The forthcoming English Devolution White Paper will set a course of travel to excite, entertain and frustrate in possibly equal measure. There is still a tremendous amount to learn from the first two decades of the millennium and its unheralded revolution in strategic local governance – something Localis hopes to explore further in our current research project for London Councils on New Mayoral Models.
However, much of the post-election debate has, for political reasons, focused on the needs of small towns. With it has come a focus and a return to founding Conservative principles in the notion, first espoused by Edmund Burke, of the role of ‘little platoons’ as a means to restoring civic fortunes and rebuilding national solidarity. Preserving the electoral gains in constituencies across the North and the Midlands will require a sense of uplift and aspiration and showing actual proof in people’s lives – from wages to high streets to healthcare.
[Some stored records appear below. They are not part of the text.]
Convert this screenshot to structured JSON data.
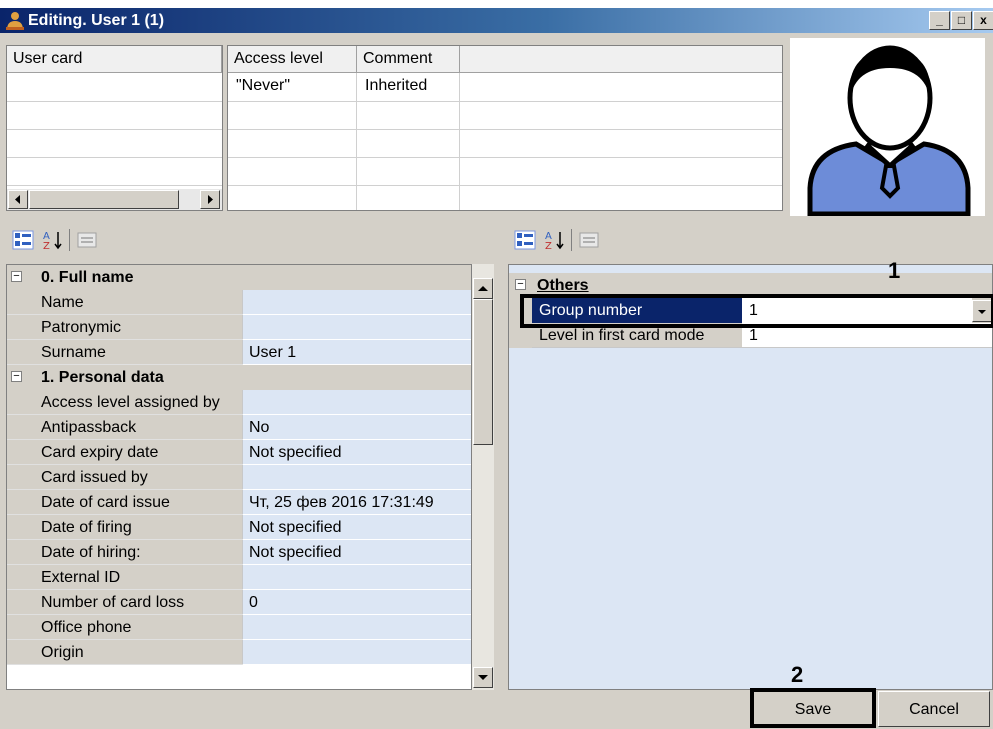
{
  "window": {
    "title": "Editing. User 1 (1)",
    "minimize_glyph": "_",
    "maximize_glyph": "□",
    "close_glyph": "x"
  },
  "card_table": {
    "header": "User card"
  },
  "access_table": {
    "headers": [
      "Access level",
      "Comment"
    ],
    "rows": [
      {
        "level": "\"Never\"",
        "comment": "Inherited"
      }
    ]
  },
  "left_grid": {
    "categories": [
      {
        "label": "0. Full name",
        "rows": [
          {
            "name": "Name",
            "value": ""
          },
          {
            "name": "Patronymic",
            "value": ""
          },
          {
            "name": "Surname",
            "value": "User 1"
          }
        ]
      },
      {
        "label": "1. Personal data",
        "rows": [
          {
            "name": "Access level assigned by",
            "value": ""
          },
          {
            "name": "Antipassback",
            "value": "No"
          },
          {
            "name": "Card expiry date",
            "value": "Not specified"
          },
          {
            "name": "Card issued by",
            "value": ""
          },
          {
            "name": "Date of card issue",
            "value": "Чт, 25 фев 2016 17:31:49"
          },
          {
            "name": "Date of firing",
            "value": "Not specified"
          },
          {
            "name": "Date of hiring:",
            "value": "Not specified"
          },
          {
            "name": "External ID",
            "value": ""
          },
          {
            "name": "Number of card loss",
            "value": "0"
          },
          {
            "name": "Office phone",
            "value": ""
          },
          {
            "name": "Origin",
            "value": ""
          }
        ]
      }
    ]
  },
  "right_grid": {
    "category": "Others",
    "rows": [
      {
        "name": "Group number",
        "value": "1"
      },
      {
        "name": "Level in first card mode",
        "value": "1"
      }
    ]
  },
  "callouts": {
    "one": "1",
    "two": "2"
  },
  "buttons": {
    "save": "Save",
    "cancel": "Cancel"
  },
  "colors": {
    "title_bar": "#0a246a",
    "selection": "#0a246a",
    "value_bg": "#dce6f4",
    "avatar": "#6d8cd8"
  }
}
But what does devolution and levelling up pragmatically mean from a One Nation perspective that reaches all parts of the country?
In a Burkean sense, if the newly formed and soon to be established Mayoral combined authorities are to be valued as institutions capable of preserving inherited ties to a proud industrial legacy, for reviving the fortunes in the here and now and safeguarding their areas’ economy and environment for future generations, then they must be robustly financed and invested in.
So this brings us to the nub. How to go about funding new infrastructure and resourcing the local state to deliver reformed public services that contribute to the health, security and prosperity of communities in both our major cities and across the broad green swathes of non-metropolitan England as yet unblessed with strategic economic powers?
Achieving the promise to ‘level up’ will depend in large part on better connecting small towns to big cities and cities to each other. Already this year, West Midlands Mayor Andy Street has thrown down the gauntlet to Whitehall for the type of control over transport services he feels it is vital he should have control over as a dynamic local leader.
Ownership of the farebox isn’t the answer entire. There are precedents from London to learn from – the business rates levy to fund Crossrail is one. Another, more tricky precedent, is Ken Livingstone’s use of bonds as London Mayor to fund Transport for London. This was achieved through promises to increase fares which were perceived as penalising those ordinary Londoners lacking cars.
The recent revival of the Municipal Bonds Agency does suggest a more creative and sustainable way of achieving the same investment result. How creative the Johnson administration is prepared to be, time and the 11 March Budget will tell. Recently Localis has argued for a Royal Commission into how local government is resourced and a return to the starting point of form, finance and function and a British Investment Bank to decentralise infrastructure improvements.
Even without these reforms, there is a favourable wind for changing tack at present. The Chancellor is open to challenging conventional Treasury economic wisdom on capital investment rules to make other parts of the country equally deserving. It is hoped this will counteract the predominance of the South East of England and also support regional entrepreneurship and capacity building. There should in this sense be a natural One Nation case for greater fiscal devolution to achieve these aims of rebalancing. This is just as significant if not more so for Mayoral combined authorities (MCA) with the power to work at scale alongside growth bodies such as the Northern Powerhouse and Midlands Engine.
Ultimately this will have to be a mixed bag of local tax-raising powers and, arguably a game of tailored trade-offs between MCAs and the Treasury. And a more sensible way of managing relationships between the centre and the emerging local powerbrokers. Now might be time to dust off the Cabinet of Mayors from its Cameronian slumber.
From Localis’s ongoing research into continental models of growth and economic development derived funding as it occurs in the Netherlands, Germany and Switzerland, there is ample scope for further powers and retention of business rates, ability to levy tourism taxes a la Birmingham’s Commonwealth Games proposal.
In similar vein, the UK Shared Prosperity Fund should support MCAs ambitions on skills funding to match disadvantaged people with jobs the labour market will need in the future as well as projects that enable clean local growth.
If a change is going to come, there’s an onus on getting the governance, funding and financing right first time. Now is not the time for small measures – trebles all round.
Jonathan Werran is chief executive of Localis